15 June - 7 Sept
Monday to Saturday (closed Sundays)
10.30 am - 4.30 pm
(last admission 4.00pm)
Admission £4.50 adults,
under 18s FREE
ADMISSION FREE ON SATURDAYS
From Easter Saturday
to 30 September:
10.00am - 5.00pm
(last admission 4.30pm)
WINNER Cornwall Tourism Awards GOLD
South West Tourism Excellence Awards GOLD
This summer’s exhibition at Penlee House Gallery and Museum in Penzance offers not just a feast for the eyes, but also a chance to indulge the imagination, as it presents a sumptuous array of literary-inspired works by Newlyn artists.
Although the Newlyn School are best known for their realistic depictions of the local community, artists such as Walter Langley and Norman Garstin often chose poetic titles to give added poignancy to their work. Some of the sources were well-known tracts, such as Charles Kingsley’s ‘The Three Fishers’ which gives the title to Langley’s heart-rending ‘But men must work and women must weep’, lent to the exhibition by Birmingham Museum and Art Gallery, or the Shakespearean quotation (which is in both ‘King Lear’ and ‘Twelfth Night’) Garstin famously chose for his iconic ‘The Rain it Raineth Every Day’.
As the twentieth century dawned, several of the artists moved away from realism, not only taking titles but their entire subjects from literature. Inspired by sources such as Robert Browning, John Keats and Robert Herrick, artists including Elizabeth Forbes, Thomas Cooper Gotch, Henry Meynell Rheam and William Wainwright produced opulent illustrative paintings in Mediaevalist style.

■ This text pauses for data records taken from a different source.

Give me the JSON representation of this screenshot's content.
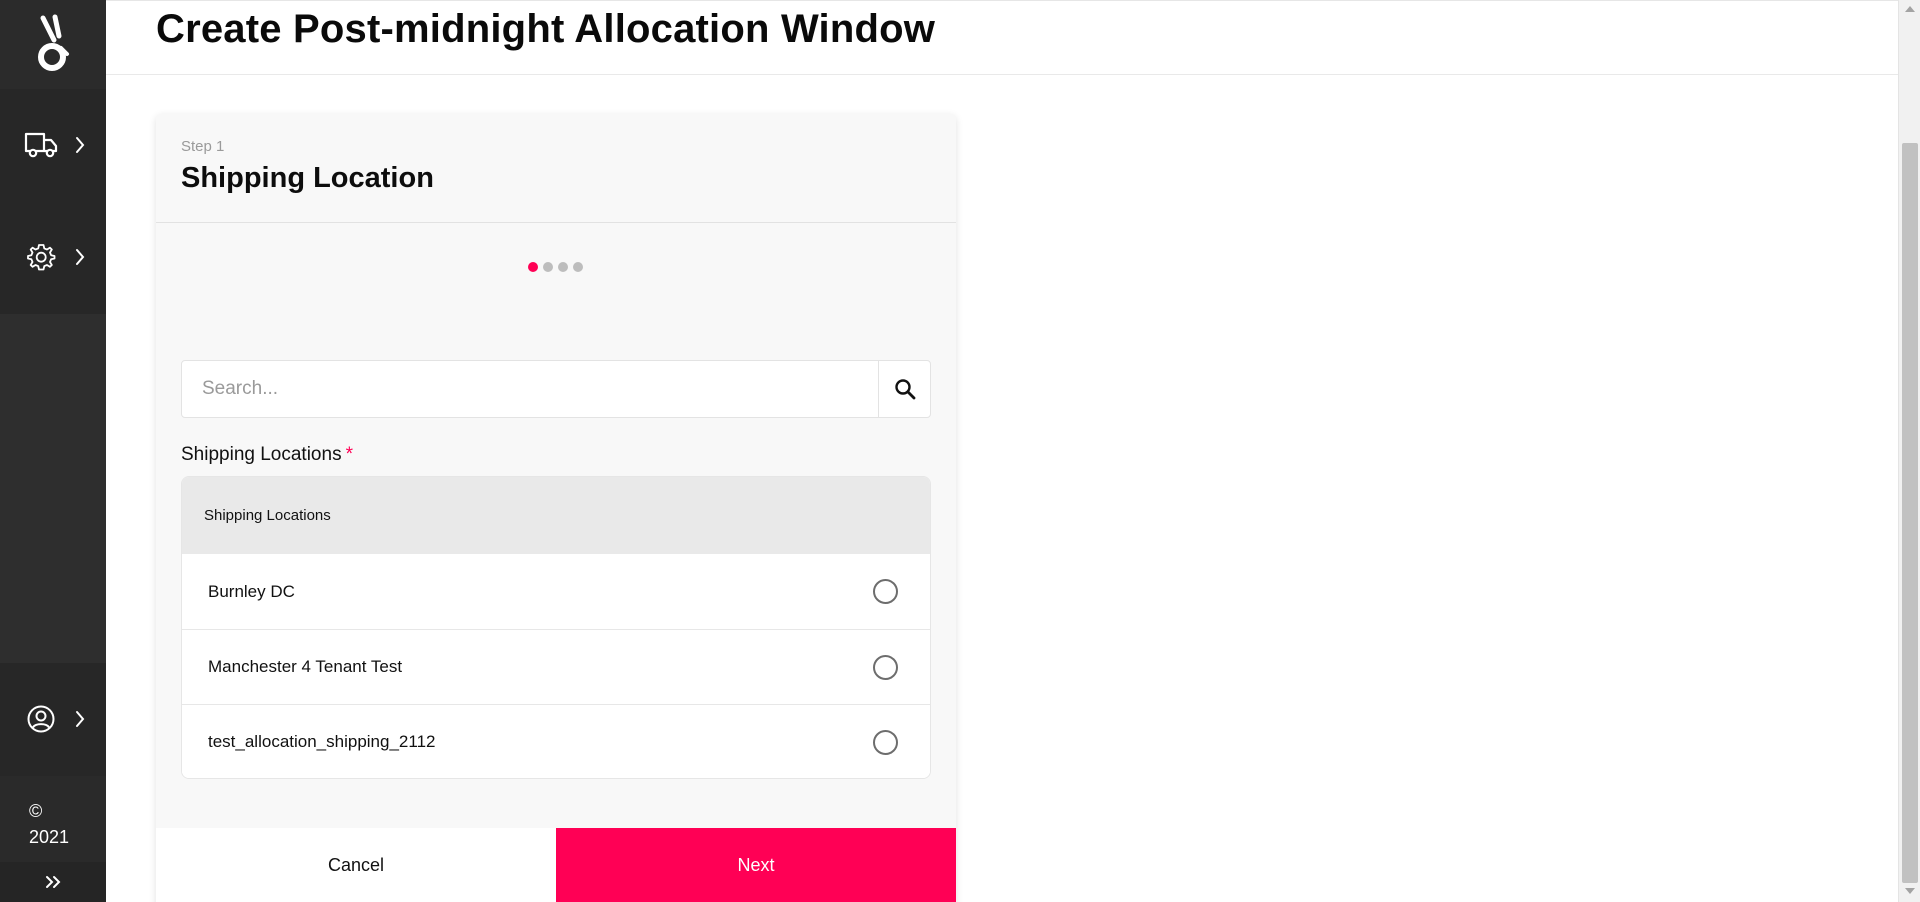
{
  "header": {
    "title": "Create Post-midnight Allocation Window"
  },
  "sidebar": {
    "logo_icon": "brand-logo-icon",
    "items": [
      {
        "icon": "truck-icon"
      },
      {
        "icon": "gear-icon"
      },
      {
        "icon": "user-icon"
      }
    ],
    "copyright_symbol": "©",
    "copyright_year": "2021"
  },
  "card": {
    "step_label": "Step 1",
    "title": "Shipping Location",
    "progress": {
      "total_steps": 4,
      "current_step": 1
    },
    "search": {
      "placeholder": "Search...",
      "value": ""
    },
    "field_label": "Shipping Locations",
    "required_marker": "*",
    "list_header": "Shipping Locations",
    "locations": [
      {
        "name": "Burnley DC",
        "selected": false
      },
      {
        "name": "Manchester 4 Tenant Test",
        "selected": false
      },
      {
        "name": "test_allocation_shipping_2112",
        "selected": false
      }
    ],
    "cancel_label": "Cancel",
    "next_label": "Next"
  },
  "colors": {
    "accent": "#ff0055",
    "sidebar": "#2e2e2e"
  }
}
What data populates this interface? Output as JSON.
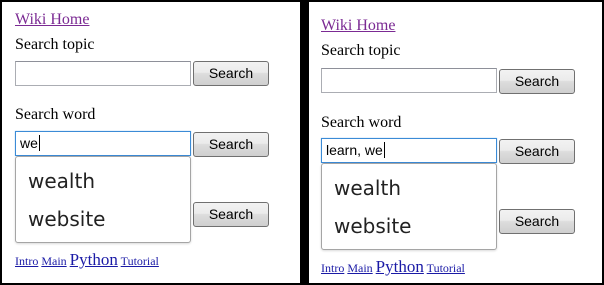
{
  "left": {
    "wiki_home": "Wiki Home",
    "topic_label": "Search topic",
    "topic_value": "",
    "topic_button": "Search",
    "word_label": "Search word",
    "word_value": "we",
    "word_button": "Search",
    "suggestions": [
      "wealth",
      "website"
    ],
    "third_button": "Search",
    "footer_links": [
      "Intro",
      "Main",
      "Python",
      "Tutorial"
    ]
  },
  "right": {
    "wiki_home": "Wiki Home",
    "topic_label": "Search topic",
    "topic_value": "",
    "topic_button": "Search",
    "word_label": "Search word",
    "word_value": "learn, we",
    "word_button": "Search",
    "suggestions": [
      "wealth",
      "website"
    ],
    "third_button": "Search",
    "footer_links": [
      "Intro",
      "Main",
      "Python",
      "Tutorial"
    ]
  },
  "colors": {
    "visited_link": "#7b2a93",
    "link": "#1a1aa6",
    "focus_border": "#3b8bd6"
  }
}
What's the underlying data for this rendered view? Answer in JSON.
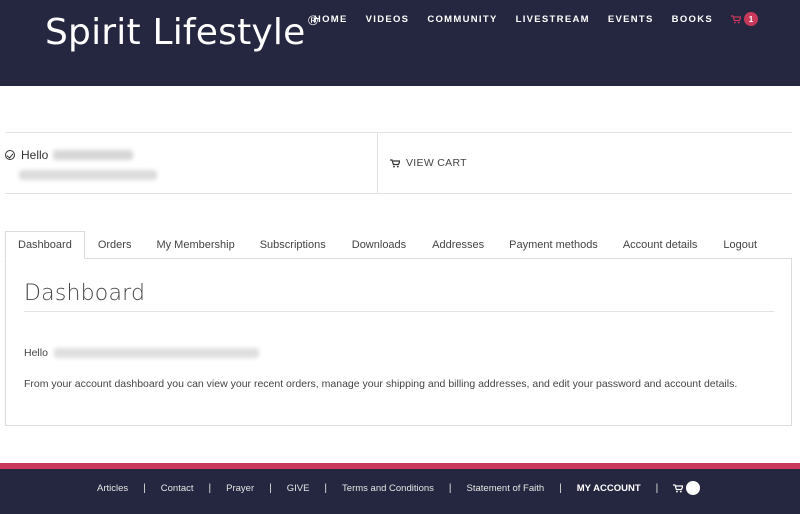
{
  "header": {
    "logo_text": "Spirit Lifestyle",
    "logo_mark": "®",
    "nav": [
      "HOME",
      "VIDEOS",
      "COMMUNITY",
      "LIVESTREAM",
      "EVENTS",
      "BOOKS"
    ],
    "cart_count": "1",
    "cart_icon": "cart-icon",
    "colors": {
      "background": "#24273f",
      "badge": "#c8385a"
    }
  },
  "account_panel": {
    "greeting": "Hello",
    "view_cart_label": "VIEW CART",
    "check_icon": "check-circle-icon"
  },
  "tabs": [
    "Dashboard",
    "Orders",
    "My Membership",
    "Subscriptions",
    "Downloads",
    "Addresses",
    "Payment methods",
    "Account details",
    "Logout"
  ],
  "active_tab": "Dashboard",
  "content": {
    "title": "Dashboard",
    "greeting": "Hello",
    "description": "From your account dashboard you can view your recent orders, manage your shipping and billing addresses, and edit your password and account details."
  },
  "footer": {
    "links": [
      "Articles",
      "Contact",
      "Prayer",
      "GIVE",
      "Terms and Conditions",
      "Statement of Faith",
      "MY ACCOUNT"
    ],
    "separator": "|",
    "cart_count": "",
    "colors": {
      "stripe": "#c8385a",
      "background": "#24273f"
    }
  }
}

Not content with just illustrating text, Elizabeth Forbes even wrote her own book ‘King Arthur’s Wood’, published in 1904 as one of the vanguard of collectors’ edition illustrated children’s books, pre-empting Arthur Rackham. Many of the privately owned original illustrations are included in the exhibition, so this is a rare chance to see them in the public domain, alongside copies of the book itself.

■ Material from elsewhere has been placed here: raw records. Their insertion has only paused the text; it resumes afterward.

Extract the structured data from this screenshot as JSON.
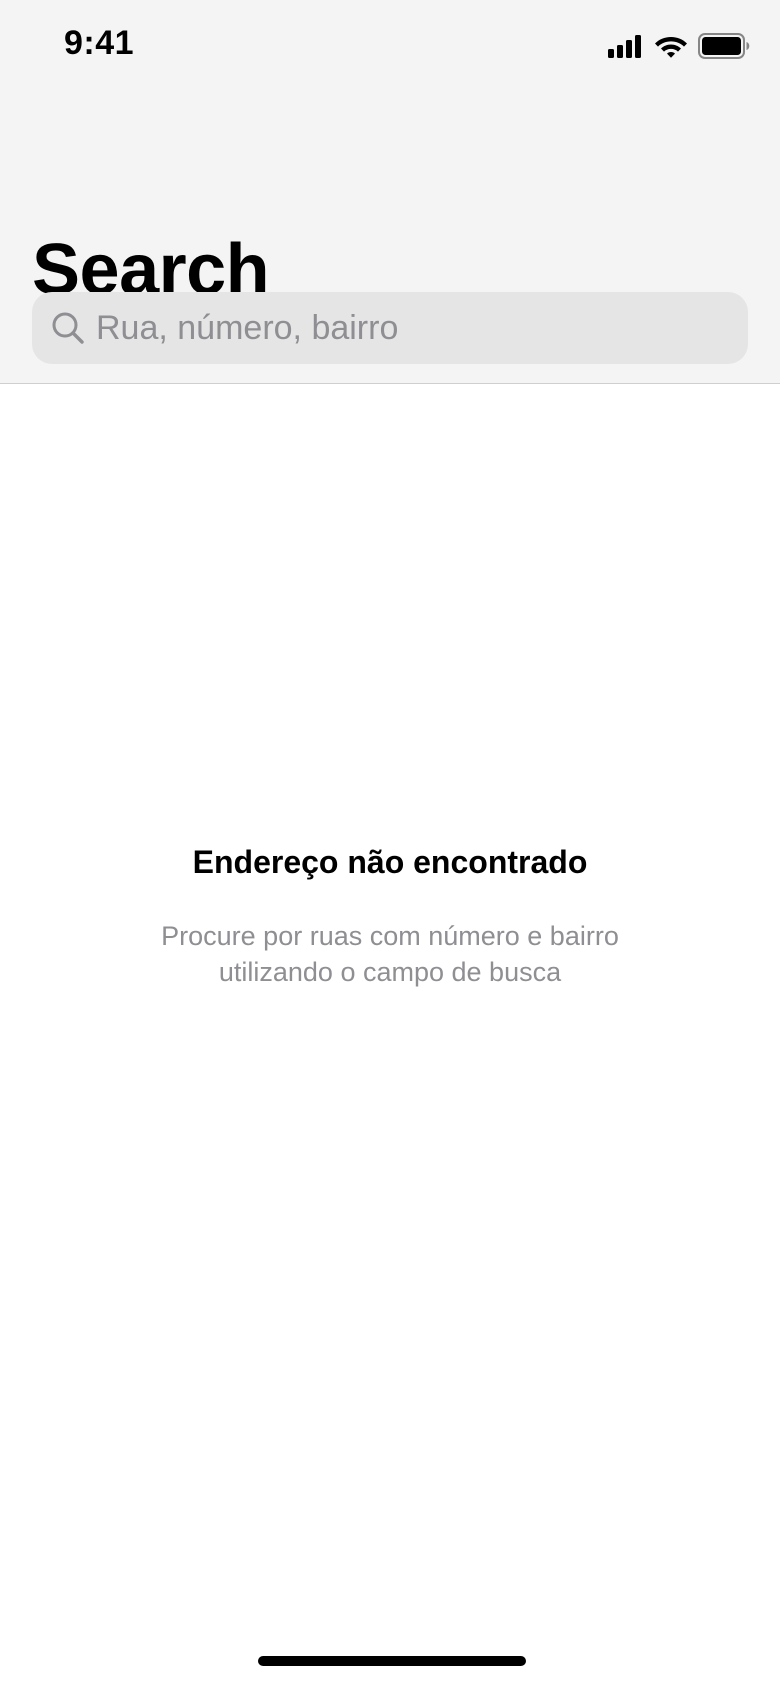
{
  "status_bar": {
    "time": "9:41",
    "icons": [
      "cellular-signal-icon",
      "wifi-icon",
      "battery-icon"
    ]
  },
  "header": {
    "title": "Search"
  },
  "search": {
    "icon": "search-icon",
    "placeholder": "Rua, número, bairro",
    "value": ""
  },
  "empty_state": {
    "title": "Endereço não encontrado",
    "subtitle": "Procure por ruas com número e bairro utilizando o campo de busca"
  },
  "colors": {
    "header_background": "#f4f4f4",
    "search_background": "#e5e5e6",
    "placeholder": "#8e8e93",
    "text_primary": "#000000",
    "background": "#ffffff"
  }
}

The costume and drama spilled from painting to life, with the artists holding pageants and performances, and dressing their models in costume without the pretext of a quotation to match. Perhaps the most dramatic evocation of this is Thomas Cooper Gotch’s magnificent ‘Alleluia’, lent to the exhibition from Tate, London - a huge and spectacular painting depicting recognised local models.
With a number of works not seen at Penlee House before - and indeed some rarely if ever seen in public - alongside much-loved familiar favourites, ‘Poems, Plays and Fairytales’ offers a new view of art from Newlyn and promises to be a treat for all the family: don’t miss it!

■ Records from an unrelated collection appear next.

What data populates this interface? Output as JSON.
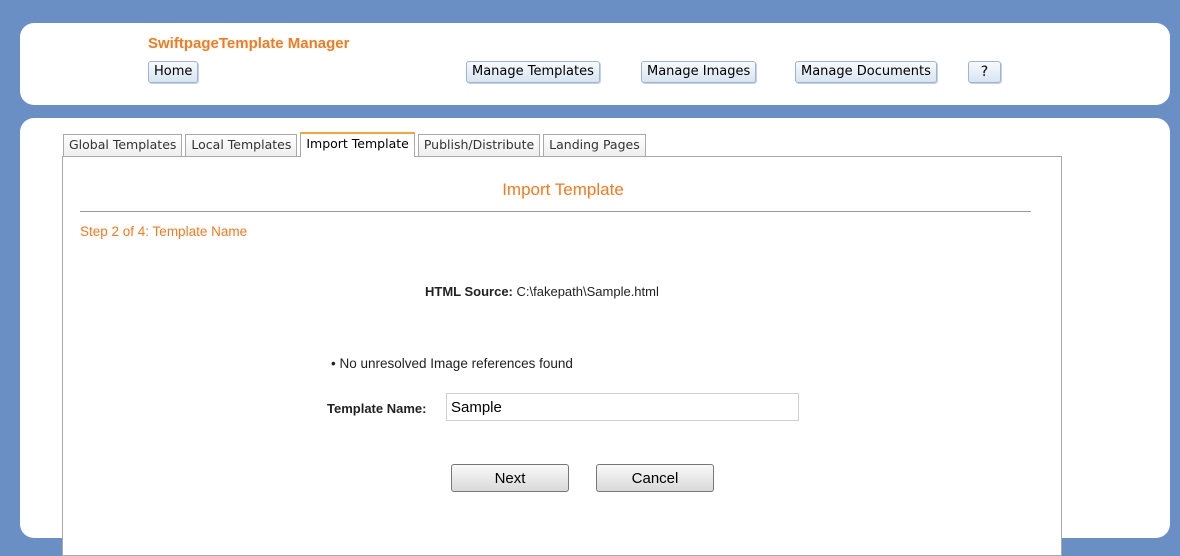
{
  "header": {
    "app_title": "SwiftpageTemplate Manager",
    "nav": {
      "home": "Home",
      "manage_templates": "Manage Templates",
      "manage_images": "Manage Images",
      "manage_documents": "Manage Documents",
      "help": "?"
    }
  },
  "tabs": [
    {
      "label": "Global Templates",
      "active": false
    },
    {
      "label": "Local Templates",
      "active": false
    },
    {
      "label": "Import Template",
      "active": true
    },
    {
      "label": "Publish/Distribute",
      "active": false
    },
    {
      "label": "Landing Pages",
      "active": false
    }
  ],
  "main": {
    "section_title": "Import Template",
    "step_label": "Step 2 of 4: Template Name",
    "html_source_label": "HTML Source:",
    "html_source_value": "C:\\fakepath\\Sample.html",
    "bullet_message": "No unresolved Image references found",
    "template_name_label": "Template Name:",
    "template_name_value": "Sample",
    "next_label": "Next",
    "cancel_label": "Cancel"
  },
  "colors": {
    "page_background": "#6a8fc5",
    "accent_orange": "#f47a20",
    "active_tab_border": "#f4a63a"
  }
}
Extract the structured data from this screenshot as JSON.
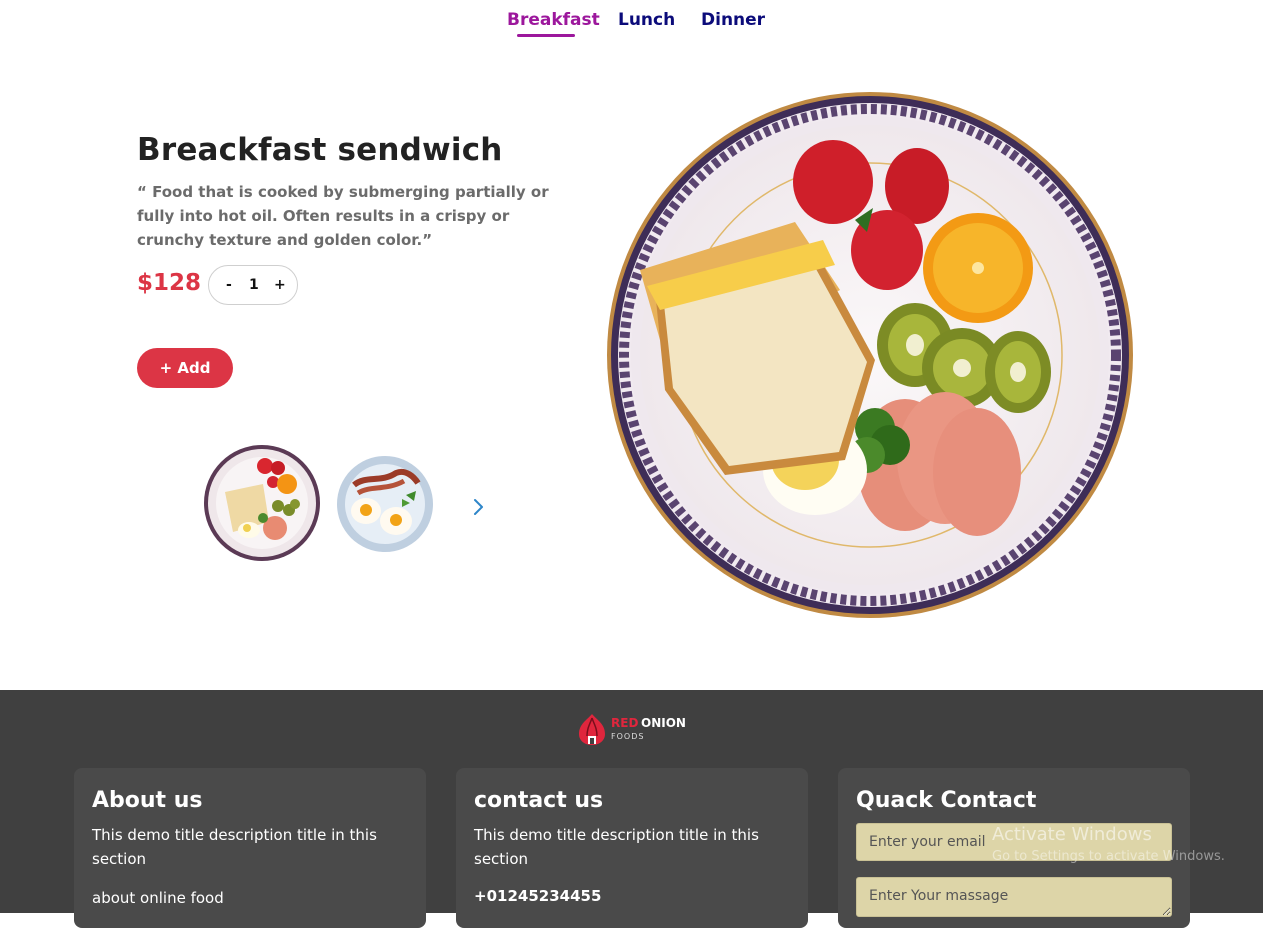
{
  "nav": {
    "tabs": [
      {
        "label": "Breakfast",
        "active": true
      },
      {
        "label": "Lunch",
        "active": false
      },
      {
        "label": "Dinner",
        "active": false
      }
    ]
  },
  "product": {
    "title": "Breackfast sendwich",
    "description": "“ Food that is cooked by submerging partially or fully into hot oil. Often results in a crispy or crunchy texture and golden color.”",
    "price": "$128",
    "quantity": "1",
    "minus_label": "-",
    "plus_label": "+",
    "add_label": "+ Add"
  },
  "footer": {
    "logo_red": "RED",
    "logo_white": "ONION",
    "logo_sub": "FOODS",
    "about": {
      "title": "About us",
      "desc": "This demo title description title in this section",
      "extra": "about online food"
    },
    "contact": {
      "title": "contact us",
      "desc": "This demo title description title in this section",
      "phone": "+01245234455"
    },
    "quick": {
      "title": "Quack Contact",
      "email_placeholder": "Enter your email",
      "message_placeholder": "Enter Your massage"
    }
  },
  "watermark": {
    "title": "Activate Windows",
    "subtitle": "Go to Settings to activate Windows."
  },
  "colors": {
    "accent_red": "#dc3545",
    "nav_active": "#9c179c",
    "nav_default": "#0b0b7a",
    "footer_bg": "#404040"
  }
}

The exhibition has been curated in partnership with freelance curator Catherine Wallace. It opens on Saturday 15 June and runs to Saturday 7 September, open Monday to Friday, 10.00 until 5.00.
See our Exhibitions page for a list of forthcoming exhibitions
Click here for information about some of our previous exhibitions, including accompanying videos.